- _Task to carry out_: Copy every line from the records below that holds the word "need".

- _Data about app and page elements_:
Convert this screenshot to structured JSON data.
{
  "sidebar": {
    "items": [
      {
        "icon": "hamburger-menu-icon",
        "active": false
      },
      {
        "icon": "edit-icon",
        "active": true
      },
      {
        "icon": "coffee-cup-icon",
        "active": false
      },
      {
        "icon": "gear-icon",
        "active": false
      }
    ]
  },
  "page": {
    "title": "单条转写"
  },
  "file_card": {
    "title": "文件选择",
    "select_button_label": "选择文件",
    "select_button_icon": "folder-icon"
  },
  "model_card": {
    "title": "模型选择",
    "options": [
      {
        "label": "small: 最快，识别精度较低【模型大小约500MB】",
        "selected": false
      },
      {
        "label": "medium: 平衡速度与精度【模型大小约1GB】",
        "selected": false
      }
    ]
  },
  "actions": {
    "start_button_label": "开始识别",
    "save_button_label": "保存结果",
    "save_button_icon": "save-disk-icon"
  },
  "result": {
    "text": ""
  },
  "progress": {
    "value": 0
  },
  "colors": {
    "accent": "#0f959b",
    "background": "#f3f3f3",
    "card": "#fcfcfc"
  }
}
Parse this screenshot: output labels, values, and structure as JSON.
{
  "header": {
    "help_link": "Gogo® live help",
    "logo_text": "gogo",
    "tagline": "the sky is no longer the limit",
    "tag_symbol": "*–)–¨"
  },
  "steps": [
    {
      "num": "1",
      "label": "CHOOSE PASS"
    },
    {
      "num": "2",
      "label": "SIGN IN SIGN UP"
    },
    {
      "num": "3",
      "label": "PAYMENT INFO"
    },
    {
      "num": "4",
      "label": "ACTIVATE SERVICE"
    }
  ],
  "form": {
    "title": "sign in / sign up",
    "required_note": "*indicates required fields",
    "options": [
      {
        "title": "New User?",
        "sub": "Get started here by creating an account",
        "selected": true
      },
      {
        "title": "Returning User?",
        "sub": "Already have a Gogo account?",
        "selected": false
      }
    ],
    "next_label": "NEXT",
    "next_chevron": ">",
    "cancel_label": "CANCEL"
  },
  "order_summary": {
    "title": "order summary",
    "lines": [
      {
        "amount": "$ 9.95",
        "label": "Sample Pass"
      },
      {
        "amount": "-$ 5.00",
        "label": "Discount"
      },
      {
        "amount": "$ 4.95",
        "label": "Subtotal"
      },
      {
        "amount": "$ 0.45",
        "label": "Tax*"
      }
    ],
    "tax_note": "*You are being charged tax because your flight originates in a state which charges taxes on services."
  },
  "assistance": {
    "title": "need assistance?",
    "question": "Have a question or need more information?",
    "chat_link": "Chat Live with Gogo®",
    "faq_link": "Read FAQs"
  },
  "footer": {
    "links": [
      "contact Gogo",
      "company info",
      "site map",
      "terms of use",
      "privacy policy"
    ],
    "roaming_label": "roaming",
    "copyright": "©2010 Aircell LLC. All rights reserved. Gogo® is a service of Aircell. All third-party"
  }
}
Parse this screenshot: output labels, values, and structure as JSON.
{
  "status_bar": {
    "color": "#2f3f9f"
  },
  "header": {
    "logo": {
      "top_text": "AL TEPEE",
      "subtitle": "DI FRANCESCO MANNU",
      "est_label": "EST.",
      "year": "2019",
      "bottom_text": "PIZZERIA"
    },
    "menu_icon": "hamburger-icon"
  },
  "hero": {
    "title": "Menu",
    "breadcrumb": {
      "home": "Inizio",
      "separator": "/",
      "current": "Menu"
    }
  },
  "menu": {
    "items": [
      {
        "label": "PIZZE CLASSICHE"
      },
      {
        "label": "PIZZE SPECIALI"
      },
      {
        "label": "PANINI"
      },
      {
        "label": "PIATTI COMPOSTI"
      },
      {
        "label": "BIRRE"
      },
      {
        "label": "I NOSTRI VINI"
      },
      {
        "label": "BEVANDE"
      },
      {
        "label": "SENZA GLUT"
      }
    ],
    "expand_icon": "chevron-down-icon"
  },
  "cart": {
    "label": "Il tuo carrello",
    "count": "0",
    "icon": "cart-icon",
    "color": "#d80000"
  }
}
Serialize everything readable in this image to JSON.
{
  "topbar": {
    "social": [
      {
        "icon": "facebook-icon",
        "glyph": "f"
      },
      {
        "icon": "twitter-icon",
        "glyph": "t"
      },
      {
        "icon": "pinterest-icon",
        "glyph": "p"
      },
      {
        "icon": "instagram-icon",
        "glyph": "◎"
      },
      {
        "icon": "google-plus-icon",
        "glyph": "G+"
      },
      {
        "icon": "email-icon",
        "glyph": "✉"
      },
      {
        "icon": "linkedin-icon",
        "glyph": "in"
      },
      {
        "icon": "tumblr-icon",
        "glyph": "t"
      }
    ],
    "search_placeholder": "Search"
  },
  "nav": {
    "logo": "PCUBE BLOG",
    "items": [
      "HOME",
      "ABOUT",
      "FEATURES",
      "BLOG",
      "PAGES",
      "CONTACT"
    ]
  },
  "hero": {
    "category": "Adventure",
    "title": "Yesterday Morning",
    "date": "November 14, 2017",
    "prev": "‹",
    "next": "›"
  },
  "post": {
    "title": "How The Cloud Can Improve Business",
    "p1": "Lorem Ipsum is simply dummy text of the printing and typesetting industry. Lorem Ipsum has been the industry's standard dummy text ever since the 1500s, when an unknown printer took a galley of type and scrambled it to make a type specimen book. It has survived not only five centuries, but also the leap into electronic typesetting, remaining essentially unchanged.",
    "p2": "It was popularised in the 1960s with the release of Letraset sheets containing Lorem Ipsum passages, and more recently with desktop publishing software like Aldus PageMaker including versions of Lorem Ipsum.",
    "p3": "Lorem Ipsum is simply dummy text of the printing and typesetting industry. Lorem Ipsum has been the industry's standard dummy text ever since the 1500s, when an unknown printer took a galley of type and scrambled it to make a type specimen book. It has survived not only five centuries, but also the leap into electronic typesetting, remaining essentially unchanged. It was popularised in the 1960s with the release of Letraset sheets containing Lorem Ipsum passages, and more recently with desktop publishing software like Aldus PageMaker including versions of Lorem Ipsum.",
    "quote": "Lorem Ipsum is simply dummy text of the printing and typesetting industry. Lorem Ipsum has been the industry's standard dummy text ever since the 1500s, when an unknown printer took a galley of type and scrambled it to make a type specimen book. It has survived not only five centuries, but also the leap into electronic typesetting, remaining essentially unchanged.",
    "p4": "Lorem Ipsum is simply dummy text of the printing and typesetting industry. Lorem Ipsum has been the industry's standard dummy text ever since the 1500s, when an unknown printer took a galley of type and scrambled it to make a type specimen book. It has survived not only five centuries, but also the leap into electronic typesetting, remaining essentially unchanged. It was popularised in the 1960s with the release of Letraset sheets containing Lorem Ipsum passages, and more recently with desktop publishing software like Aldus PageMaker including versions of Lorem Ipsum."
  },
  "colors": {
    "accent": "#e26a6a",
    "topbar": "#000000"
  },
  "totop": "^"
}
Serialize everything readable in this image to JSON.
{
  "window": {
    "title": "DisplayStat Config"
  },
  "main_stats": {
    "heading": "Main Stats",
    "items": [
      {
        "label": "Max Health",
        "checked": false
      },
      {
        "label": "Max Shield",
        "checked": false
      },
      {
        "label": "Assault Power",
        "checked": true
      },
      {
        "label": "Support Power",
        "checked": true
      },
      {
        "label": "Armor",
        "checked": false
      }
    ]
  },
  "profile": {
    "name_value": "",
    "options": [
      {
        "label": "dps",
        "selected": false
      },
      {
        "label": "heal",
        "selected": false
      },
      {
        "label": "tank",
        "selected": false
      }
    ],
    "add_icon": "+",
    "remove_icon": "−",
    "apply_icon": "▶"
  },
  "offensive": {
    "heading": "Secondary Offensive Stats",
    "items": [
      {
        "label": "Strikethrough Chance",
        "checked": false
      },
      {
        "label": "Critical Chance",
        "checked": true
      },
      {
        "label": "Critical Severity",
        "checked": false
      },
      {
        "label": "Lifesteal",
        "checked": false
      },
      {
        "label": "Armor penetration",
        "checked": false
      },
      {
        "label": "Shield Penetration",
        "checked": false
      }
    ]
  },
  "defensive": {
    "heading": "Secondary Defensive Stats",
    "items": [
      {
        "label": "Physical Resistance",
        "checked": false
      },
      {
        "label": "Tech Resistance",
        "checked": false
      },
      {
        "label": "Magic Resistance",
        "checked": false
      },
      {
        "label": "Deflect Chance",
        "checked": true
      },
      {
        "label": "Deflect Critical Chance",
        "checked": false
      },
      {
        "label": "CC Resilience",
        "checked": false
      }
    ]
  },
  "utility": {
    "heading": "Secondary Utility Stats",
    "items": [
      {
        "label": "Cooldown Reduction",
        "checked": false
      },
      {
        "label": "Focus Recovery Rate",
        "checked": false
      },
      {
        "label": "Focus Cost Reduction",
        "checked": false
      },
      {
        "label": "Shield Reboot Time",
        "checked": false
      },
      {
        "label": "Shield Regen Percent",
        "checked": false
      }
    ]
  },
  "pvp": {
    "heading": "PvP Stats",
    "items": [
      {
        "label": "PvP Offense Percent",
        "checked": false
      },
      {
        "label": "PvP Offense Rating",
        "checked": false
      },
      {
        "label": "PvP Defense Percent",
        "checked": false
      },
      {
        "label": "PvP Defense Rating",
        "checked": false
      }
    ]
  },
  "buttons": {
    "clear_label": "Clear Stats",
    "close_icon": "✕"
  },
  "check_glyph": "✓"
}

- _Solved problem_:
    "title": "need assistance?",
    "question": "Have a question or need more information?",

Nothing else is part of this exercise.